Essentially, this comes down to the sensible approach of self-preservation. You need to be able to look after yourself, whatever gender you identify with and whatever your sexual preference.
There is nothing sad about raising our daughters – and sons – in a way that encourages independence and success, and an ability to provide personal happiness and stability.
Life is real; there’s no fairytale. Divorces happen and, tragically, people pass away. But it’s easier to deal with life if you can be both fully open to a beautiful relationship, while also being able to support yourself – financially and emotionally.
Don’t be overwhelmed by the little things – they will pass
And lo, the Never-Ending House Move drags on. I am sitting here typing with a cold-sore on both my bottom and top lip, a twitch above one eyebrow, and a huge spot on my nose.
Why is it so stressful? Why? In the grand scheme of things, this is small fry.

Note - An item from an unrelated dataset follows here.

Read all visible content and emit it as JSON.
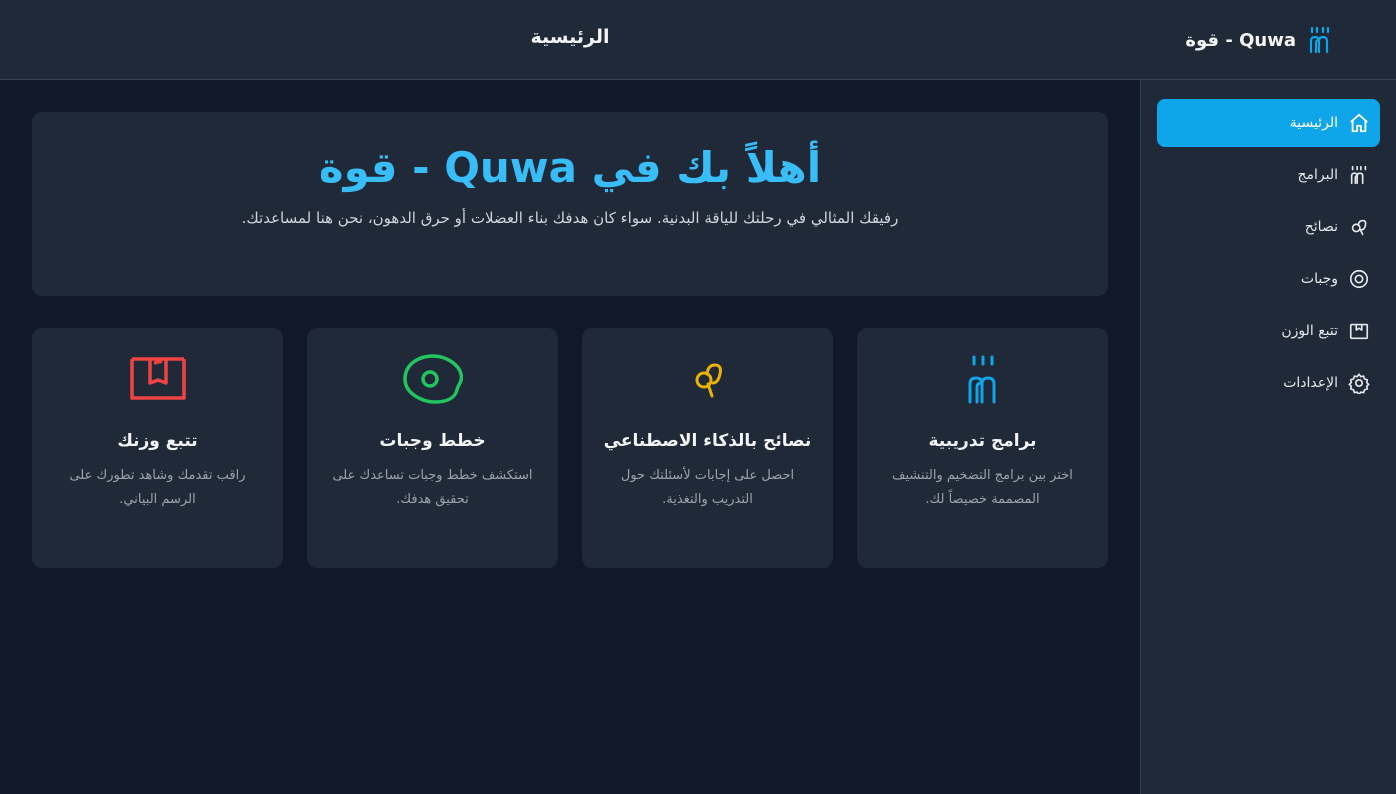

Compared to illness or redundancy, it is nothing.
And this is what we all need to remind ourselves of when other things get on top of us.
I behold the sea of packing paper and try not to dwell on the endless emailing and chasing, and the fact I can no longer go for a wee during the night without falling over a cardboard box, and I remind myself that this shall pass.
Preferably before I need to unpack the Christmas decs.
I just want to say ‘thank you’ to all the selfless NHS staff
I was at QA Hospital this week and I was bowled over by how polite the staff were, how well-run the clinic was, and how every person was treated like a human being, not an anonymous patient.
There were posters up about not tolerating violence towards staff – it’s an unspeakable shame they are even necessary.
Our NHS is in crisis but the staff are there, day in day out, the very backbone, working long hours and helping us at the joyous start of life, the tragic ending of it, and all instances in between.
It is at our peril that we lose our NHS. To anyone out there reading this to whom it is relevant: thank you. I imagine these are words not heard often enough.